The first woman ever elected as bishop in the African Methodist Episcopal (AME) Church in the United States says she wants to be remembered as one who opened the door of church leadership to black Christian women around the world.

The AME is the first of three big African-American churches—the others are AME Zion and the Christian Methodist Episcopal Church—to appoint a woman bishop.

Bishop Vashti McKenzie, widely recognized as an expert on the theological and historical struggles of black women in the church, was elected bishop on July 11 at the national AME Conference in Cincinnati, Ohio. The church, which has more than 3 million members, most of them in the US, but also in Canada, England, and in African and Caribbean countries, holds its US national conference every four years. About 1,800 delegates attended the meeting in Cincinnati.

McKenzie, 53, was one of two women among the 42 candidates for the rank of bishop. Three other pastors, all men, were also appointed as bishops in the AME, which now has a total of 24 bishops. Women account for about 70 percent of the membership of the church, which has about 6,000 ministers. A leading church official recently stated that less than 1 percent of senior pastors in the AME are women.

At he end of September McKenzie will leave the US to head the church's 18th District, which includes 200 churches and 10,000 members in Swaziland, Botswana, Mozambique and Lesotho.

In 1990 she was appointed as the first female pastor of Payne Memorial AME in Baltimore, where she is credited with tripling the membership and creating 15 new community ministries.

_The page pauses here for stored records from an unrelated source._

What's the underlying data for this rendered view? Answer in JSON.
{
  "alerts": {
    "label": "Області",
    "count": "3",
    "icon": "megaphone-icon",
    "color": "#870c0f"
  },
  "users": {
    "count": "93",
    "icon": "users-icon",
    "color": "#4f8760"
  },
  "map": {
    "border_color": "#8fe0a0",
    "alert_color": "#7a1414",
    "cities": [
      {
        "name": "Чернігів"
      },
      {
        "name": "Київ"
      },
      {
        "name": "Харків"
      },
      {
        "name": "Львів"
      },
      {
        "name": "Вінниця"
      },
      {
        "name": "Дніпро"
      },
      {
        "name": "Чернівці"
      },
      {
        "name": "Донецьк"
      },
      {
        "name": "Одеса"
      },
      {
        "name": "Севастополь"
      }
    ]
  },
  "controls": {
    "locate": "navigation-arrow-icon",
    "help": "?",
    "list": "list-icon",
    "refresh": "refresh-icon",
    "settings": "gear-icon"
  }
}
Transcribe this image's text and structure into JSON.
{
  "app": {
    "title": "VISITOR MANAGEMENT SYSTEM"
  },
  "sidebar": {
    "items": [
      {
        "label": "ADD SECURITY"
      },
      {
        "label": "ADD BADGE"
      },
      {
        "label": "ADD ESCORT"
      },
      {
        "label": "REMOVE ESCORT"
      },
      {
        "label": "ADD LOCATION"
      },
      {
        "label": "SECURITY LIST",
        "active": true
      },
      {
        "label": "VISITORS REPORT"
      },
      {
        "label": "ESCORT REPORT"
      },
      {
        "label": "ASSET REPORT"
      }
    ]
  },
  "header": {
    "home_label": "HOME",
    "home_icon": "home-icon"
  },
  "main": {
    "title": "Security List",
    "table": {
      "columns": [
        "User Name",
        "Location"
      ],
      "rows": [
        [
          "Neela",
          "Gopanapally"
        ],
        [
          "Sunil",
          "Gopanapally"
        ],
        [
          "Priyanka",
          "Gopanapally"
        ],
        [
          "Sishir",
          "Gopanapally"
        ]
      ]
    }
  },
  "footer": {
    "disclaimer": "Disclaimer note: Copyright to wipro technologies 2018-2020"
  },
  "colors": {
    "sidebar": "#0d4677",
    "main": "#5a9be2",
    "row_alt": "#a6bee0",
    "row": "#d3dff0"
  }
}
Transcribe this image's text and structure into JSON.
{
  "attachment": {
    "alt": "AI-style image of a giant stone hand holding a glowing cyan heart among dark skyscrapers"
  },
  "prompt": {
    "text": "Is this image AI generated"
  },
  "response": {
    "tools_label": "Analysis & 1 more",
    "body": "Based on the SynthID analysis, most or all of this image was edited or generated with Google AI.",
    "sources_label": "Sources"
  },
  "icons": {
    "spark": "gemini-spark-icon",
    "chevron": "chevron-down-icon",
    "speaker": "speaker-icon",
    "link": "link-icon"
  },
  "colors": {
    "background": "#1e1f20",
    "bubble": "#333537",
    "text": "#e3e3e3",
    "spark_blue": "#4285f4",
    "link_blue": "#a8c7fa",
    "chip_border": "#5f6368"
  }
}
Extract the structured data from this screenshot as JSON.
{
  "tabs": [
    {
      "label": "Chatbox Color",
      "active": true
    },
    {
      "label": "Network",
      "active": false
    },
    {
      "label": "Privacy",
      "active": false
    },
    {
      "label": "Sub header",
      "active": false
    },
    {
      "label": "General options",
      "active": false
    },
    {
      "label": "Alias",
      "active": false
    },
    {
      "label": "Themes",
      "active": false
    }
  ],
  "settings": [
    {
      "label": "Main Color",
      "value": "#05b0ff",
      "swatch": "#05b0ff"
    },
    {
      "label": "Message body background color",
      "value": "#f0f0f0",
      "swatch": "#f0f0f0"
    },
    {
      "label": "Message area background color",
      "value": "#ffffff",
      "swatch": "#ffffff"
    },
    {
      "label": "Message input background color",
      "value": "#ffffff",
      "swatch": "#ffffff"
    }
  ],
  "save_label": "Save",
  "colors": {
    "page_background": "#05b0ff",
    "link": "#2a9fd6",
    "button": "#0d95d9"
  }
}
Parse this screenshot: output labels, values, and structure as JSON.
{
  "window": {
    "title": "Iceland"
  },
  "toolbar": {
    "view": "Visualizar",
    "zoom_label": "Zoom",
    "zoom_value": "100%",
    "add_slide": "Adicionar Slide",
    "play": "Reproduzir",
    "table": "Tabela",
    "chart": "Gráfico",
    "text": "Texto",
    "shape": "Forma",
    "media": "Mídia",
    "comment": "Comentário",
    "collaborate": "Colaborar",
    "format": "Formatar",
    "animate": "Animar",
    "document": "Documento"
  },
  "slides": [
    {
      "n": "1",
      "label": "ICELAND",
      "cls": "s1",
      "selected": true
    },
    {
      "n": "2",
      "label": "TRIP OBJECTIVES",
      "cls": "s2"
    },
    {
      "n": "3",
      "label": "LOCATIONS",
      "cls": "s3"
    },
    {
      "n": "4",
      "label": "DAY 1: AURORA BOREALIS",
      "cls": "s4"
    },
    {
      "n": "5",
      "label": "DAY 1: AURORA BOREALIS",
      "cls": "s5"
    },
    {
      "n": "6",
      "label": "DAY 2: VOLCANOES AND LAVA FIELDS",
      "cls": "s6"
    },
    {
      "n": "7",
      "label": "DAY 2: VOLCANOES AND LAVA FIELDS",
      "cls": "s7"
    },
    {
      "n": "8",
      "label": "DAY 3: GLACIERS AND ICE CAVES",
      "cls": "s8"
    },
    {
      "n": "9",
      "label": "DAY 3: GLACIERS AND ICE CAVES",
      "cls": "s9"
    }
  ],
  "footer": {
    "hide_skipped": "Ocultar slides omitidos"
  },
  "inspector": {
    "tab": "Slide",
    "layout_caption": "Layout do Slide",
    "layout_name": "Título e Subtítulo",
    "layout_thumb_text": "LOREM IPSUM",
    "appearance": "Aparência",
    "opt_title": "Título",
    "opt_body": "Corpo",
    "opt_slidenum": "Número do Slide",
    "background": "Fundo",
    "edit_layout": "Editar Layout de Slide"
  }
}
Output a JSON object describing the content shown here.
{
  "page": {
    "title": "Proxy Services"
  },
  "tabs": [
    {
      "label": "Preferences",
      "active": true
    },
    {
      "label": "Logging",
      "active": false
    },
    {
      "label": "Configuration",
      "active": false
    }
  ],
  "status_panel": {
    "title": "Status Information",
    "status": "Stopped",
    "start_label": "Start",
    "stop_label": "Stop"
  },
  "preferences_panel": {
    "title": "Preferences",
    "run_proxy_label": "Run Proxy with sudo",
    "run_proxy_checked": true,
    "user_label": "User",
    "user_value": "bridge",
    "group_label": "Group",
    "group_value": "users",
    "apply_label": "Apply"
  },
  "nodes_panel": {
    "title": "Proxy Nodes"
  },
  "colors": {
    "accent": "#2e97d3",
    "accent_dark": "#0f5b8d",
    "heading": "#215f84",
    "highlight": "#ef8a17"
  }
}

In an interview with ENI after her election as bishop, Vashti McKenzie said that in Africa she expected to make economic development, human rights, church growth and the fight against AIDS her highest priorities. She also said she wanted to assess the educational, medical and social needs of the region as soon as she arrived there.

The author of Not Without a Struggle: Leadership Development for African American Women in Ministry, Bishop McKenzie said the obstacles she faced while moving up the church ladder were identical to those any woman would face in a non-traditional position. "You have to work a little harder, try a little more so people can see that you are real and that you are called of God," she said. "You don't just wake up one morning and say: 'I think I'll be a pastor or a servant of God.' It's essential for people to see that you are serious and committed to getting the job done."

Article continues below

Bishop McKenzie said her election demonstrated to black Christian women the importance of their role in addressing sexism within the church. It also showed that women had the right to follow the calling of God to the pulpit.

"The African-American church has handled civil rights and social justice very effectively. It's demonstrated an openness to diversity," she told ENI. "The African-American church has been able to deal with racism, but the church is just starting to deal with the issues of sexism and classism."

The new bishop wants to give increased support for the ministry of black women throughout the world. She is an advocate for women's education and theological training, and is highly respected by civil rights leaders and black politicians throughout the US.

"Everything that has happened in my life has prepared me for this moment," she told ENI. "It's all come together. Over the years God has prepared me for this—often in ways I had no idea would eventually come to bear here. Whether it is pastoring or even serving as summer-camp counselor roughing it in the woods, God has prepared me for this task."

"Because of God's favor, the stained glass ceiling has been pierced and broken," McKenzie said in a speech at the conference after she was elected bishop.

Bishop McKenzie is married to Stan McKenzie, a former professional basketball player, and they have three children, Jon-Mikael, Vashti-Jasmine, and Joi-Marie.

A former journalist and broadcaster whose work has appeared in major magazines, newspapers and television shows across the country, Bishop McKenzie is a graduate of the University of Maryland, and holds a Master of Divinity Degree from Howard University. She also has a Doctor of Ministry degree, from United Theological Seminary, in Dayton, Ohio.

The African Methodist Episcopal Church traces its roots to 1787 in Philadelphia at St George's Methodist Episcopal Church when blacks withdrew in protest against segregation. The denomination was officially organized in 1816 and had its headquarters in Washington, DC.

Copyright © 2000 ENI. McKenzie's Not Without a Struggle is available from the Christianity Online Bookstore and other book retailers.

The mainstream media has been covering McKenzie's election at length. Articles include:

Female Bishop Will Head To Africa — Chicago Tribune / Associated Press (July 19, 2000)

First Woman Bishop Returns Home — Associated Press (July 17, 2000)

Inner-city pastor now pioneers as bishop — The Washington Times (July 17, 2000)

Article continues below

Joy, tears at church on eve of transition — The [Baltimore] Sun (July 17, 2000)

Bishop's journey leading to Africa — The [Baltimore] Sun (July 13, 2000)

AME Church celebrates election here of its first female bishop — The Cincinnati Post (July 12, 2000)

After 213 Years, A.M.E. Church Chooses a Woman as a Bishop — The New York Times (July 12, 2000)

Baltimore pastor elected AME's first female bishop — The [Baltimore] Sun (July 12, 2000)

For a history of the founding of the African Methodist Episcopal Church, see our sister publication, Christian History.